## What is needed
The word "eltex": say how many lines of the data below contain it, and give the number alone.

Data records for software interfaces
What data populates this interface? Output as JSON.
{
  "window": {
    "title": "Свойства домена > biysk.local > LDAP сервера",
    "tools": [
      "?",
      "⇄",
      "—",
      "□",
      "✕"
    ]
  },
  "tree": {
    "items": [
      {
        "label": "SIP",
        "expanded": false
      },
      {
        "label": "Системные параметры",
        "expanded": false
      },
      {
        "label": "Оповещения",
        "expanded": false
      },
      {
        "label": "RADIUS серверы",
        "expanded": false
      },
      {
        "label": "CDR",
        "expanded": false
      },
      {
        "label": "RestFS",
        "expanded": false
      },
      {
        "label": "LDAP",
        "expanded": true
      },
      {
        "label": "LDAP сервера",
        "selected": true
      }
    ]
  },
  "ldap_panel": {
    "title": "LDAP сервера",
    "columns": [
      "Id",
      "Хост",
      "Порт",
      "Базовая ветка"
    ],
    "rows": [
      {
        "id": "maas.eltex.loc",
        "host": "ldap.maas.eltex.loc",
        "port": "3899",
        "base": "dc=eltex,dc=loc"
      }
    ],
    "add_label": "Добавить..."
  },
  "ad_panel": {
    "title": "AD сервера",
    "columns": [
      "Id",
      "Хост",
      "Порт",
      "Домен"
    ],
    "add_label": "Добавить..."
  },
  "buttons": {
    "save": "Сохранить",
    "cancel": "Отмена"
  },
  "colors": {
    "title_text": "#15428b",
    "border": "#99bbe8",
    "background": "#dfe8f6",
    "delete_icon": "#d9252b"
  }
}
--
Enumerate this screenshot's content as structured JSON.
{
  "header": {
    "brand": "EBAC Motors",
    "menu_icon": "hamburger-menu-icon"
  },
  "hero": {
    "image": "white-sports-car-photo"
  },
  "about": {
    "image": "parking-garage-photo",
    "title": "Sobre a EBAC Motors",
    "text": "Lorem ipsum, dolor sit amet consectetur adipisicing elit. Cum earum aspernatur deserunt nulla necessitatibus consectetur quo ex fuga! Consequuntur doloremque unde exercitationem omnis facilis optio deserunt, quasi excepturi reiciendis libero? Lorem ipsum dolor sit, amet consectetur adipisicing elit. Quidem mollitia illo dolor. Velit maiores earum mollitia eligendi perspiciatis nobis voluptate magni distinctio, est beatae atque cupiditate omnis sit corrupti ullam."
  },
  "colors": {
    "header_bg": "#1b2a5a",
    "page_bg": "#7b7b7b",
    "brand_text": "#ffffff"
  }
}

## Answer area
3